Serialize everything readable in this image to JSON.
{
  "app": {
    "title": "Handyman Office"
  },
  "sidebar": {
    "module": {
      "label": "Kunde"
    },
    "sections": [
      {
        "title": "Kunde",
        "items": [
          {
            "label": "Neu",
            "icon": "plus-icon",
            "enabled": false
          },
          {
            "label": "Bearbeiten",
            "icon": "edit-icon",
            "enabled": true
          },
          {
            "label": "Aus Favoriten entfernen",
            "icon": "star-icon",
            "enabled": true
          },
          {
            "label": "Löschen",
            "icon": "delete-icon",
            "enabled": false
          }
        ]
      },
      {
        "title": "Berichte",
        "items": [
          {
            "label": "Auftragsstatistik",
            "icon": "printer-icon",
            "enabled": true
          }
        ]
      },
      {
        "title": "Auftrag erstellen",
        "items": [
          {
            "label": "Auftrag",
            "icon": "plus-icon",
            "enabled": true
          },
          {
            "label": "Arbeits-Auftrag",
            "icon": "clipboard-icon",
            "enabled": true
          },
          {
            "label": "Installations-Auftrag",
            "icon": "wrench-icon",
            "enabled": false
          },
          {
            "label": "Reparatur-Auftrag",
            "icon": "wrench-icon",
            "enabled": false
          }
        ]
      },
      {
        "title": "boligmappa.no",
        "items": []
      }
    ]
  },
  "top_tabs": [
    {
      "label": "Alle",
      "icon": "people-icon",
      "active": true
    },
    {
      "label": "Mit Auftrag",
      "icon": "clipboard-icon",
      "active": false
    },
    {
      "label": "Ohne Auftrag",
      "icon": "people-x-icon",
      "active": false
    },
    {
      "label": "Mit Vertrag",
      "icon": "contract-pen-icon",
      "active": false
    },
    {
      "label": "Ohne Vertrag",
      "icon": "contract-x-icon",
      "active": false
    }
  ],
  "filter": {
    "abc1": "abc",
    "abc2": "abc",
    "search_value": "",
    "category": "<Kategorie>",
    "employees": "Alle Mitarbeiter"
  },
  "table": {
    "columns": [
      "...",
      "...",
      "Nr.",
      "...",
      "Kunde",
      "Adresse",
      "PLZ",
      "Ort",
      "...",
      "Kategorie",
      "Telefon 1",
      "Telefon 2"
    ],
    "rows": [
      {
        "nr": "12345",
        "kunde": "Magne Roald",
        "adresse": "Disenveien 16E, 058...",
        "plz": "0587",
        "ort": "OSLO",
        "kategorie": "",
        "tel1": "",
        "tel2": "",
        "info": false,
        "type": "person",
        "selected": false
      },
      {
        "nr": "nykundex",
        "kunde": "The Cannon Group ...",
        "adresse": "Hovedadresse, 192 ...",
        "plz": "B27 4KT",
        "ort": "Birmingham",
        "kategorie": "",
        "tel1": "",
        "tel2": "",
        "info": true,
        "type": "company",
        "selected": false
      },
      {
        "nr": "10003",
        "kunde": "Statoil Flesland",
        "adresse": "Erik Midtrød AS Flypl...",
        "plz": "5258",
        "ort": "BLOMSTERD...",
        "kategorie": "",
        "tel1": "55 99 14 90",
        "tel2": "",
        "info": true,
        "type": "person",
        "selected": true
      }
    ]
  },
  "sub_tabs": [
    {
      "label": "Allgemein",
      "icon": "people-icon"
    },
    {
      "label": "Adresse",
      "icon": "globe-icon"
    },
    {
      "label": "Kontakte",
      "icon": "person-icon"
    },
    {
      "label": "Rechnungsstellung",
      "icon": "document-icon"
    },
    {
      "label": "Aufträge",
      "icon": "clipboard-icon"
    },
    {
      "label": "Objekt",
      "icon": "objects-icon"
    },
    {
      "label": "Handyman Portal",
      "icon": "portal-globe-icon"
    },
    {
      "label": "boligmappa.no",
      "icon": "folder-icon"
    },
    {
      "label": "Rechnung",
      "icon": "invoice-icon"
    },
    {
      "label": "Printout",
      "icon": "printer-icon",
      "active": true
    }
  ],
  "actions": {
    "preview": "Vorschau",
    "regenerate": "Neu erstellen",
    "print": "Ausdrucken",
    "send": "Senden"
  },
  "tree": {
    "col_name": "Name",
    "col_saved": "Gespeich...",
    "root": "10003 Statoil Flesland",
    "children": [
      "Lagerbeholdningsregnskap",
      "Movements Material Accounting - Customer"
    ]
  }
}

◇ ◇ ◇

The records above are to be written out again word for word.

Serialize everything readable in this image to JSON.
{
  "app": {
    "title": "Handyman Office"
  },
  "sidebar": {
    "module": {
      "label": "Kunde"
    },
    "sections": [
      {
        "title": "Kunde",
        "items": [
          {
            "label": "Neu",
            "icon": "plus-icon",
            "enabled": false
          },
          {
            "label": "Bearbeiten",
            "icon": "edit-icon",
            "enabled": true
          },
          {
            "label": "Aus Favoriten entfernen",
            "icon": "star-icon",
            "enabled": true
          },
          {
            "label": "Löschen",
            "icon": "delete-icon",
            "enabled": false
          }
        ]
      },
      {
        "title": "Berichte",
        "items": [
          {
            "label": "Auftragsstatistik",
            "icon": "printer-icon",
            "enabled": true
          }
        ]
      },
      {
        "title": "Auftrag erstellen",
        "items": [
          {
            "label": "Auftrag",
            "icon": "plus-icon",
            "enabled": true
          },
          {
            "label": "Arbeits-Auftrag",
            "icon": "clipboard-icon",
            "enabled": true
          },
          {
            "label": "Installations-Auftrag",
            "icon": "wrench-icon",
            "enabled": false
          },
          {
            "label": "Reparatur-Auftrag",
            "icon": "wrench-icon",
            "enabled": false
          }
        ]
      },
      {
        "title": "boligmappa.no",
        "items": []
      }
    ]
  },
  "top_tabs": [
    {
      "label": "Alle",
      "icon": "people-icon",
      "active": true
    },
    {
      "label": "Mit Auftrag",
      "icon": "clipboard-icon",
      "active": false
    },
    {
      "label": "Ohne Auftrag",
      "icon": "people-x-icon",
      "active": false
    },
    {
      "label": "Mit Vertrag",
      "icon": "contract-pen-icon",
      "active": false
    },
    {
      "label": "Ohne Vertrag",
      "icon": "contract-x-icon",
      "active": false
    }
  ],
  "filter": {
    "abc1": "abc",
    "abc2": "abc",
    "search_value": "",
    "category": "<Kategorie>",
    "employees": "Alle Mitarbeiter"
  },
  "table": {
    "columns": [
      "...",
      "...",
      "Nr.",
      "...",
      "Kunde",
      "Adresse",
      "PLZ",
      "Ort",
      "...",
      "Kategorie",
      "Telefon 1",
      "Telefon 2"
    ],
    "rows": [
      {
        "nr": "12345",
        "kunde": "Magne Roald",
        "adresse": "Disenveien 16E, 058...",
        "plz": "0587",
        "ort": "OSLO",
        "kategorie": "",
        "tel1": "",
        "tel2": "",
        "info": false,
        "type": "person",
        "selected": false
      },
      {
        "nr": "nykundex",
        "kunde": "The Cannon Group ...",
        "adresse": "Hovedadresse, 192 ...",
        "plz": "B27 4KT",
        "ort": "Birmingham",
        "kategorie": "",
        "tel1": "",
        "tel2": "",
        "info": true,
        "type": "company",
        "selected": false
      },
      {
        "nr": "10003",
        "kunde": "Statoil Flesland",
        "adresse": "Erik Midtrød AS Flypl...",
        "plz": "5258",
        "ort": "BLOMSTERD...",
        "kategorie": "",
        "tel1": "55 99 14 90",
        "tel2": "",
        "info": true,
        "type": "person",
        "selected": true
      }
    ]
  },
  "sub_tabs": [
    {
      "label": "Allgemein",
      "icon": "people-icon"
    },
    {
      "label": "Adresse",
      "icon": "globe-icon"
    },
    {
      "label": "Kontakte",
      "icon": "person-icon"
    },
    {
      "label": "Rechnungsstellung",
      "icon": "document-icon"
    },
    {
      "label": "Aufträge",
      "icon": "clipboard-icon"
    },
    {
      "label": "Objekt",
      "icon": "objects-icon"
    },
    {
      "label": "Handyman Portal",
      "icon": "portal-globe-icon"
    },
    {
      "label": "boligmappa.no",
      "icon": "folder-icon"
    },
    {
      "label": "Rechnung",
      "icon": "invoice-icon"
    },
    {
      "label": "Printout",
      "icon": "printer-icon",
      "active": true
    }
  ],
  "actions": {
    "preview": "Vorschau",
    "regenerate": "Neu erstellen",
    "print": "Ausdrucken",
    "send": "Senden"
  },
  "tree": {
    "col_name": "Name",
    "col_saved": "Gespeich...",
    "root": "10003 Statoil Flesland",
    "children": [
      "Lagerbeholdningsregnskap",
      "Movements Material Accounting - Customer"
    ]
  }
}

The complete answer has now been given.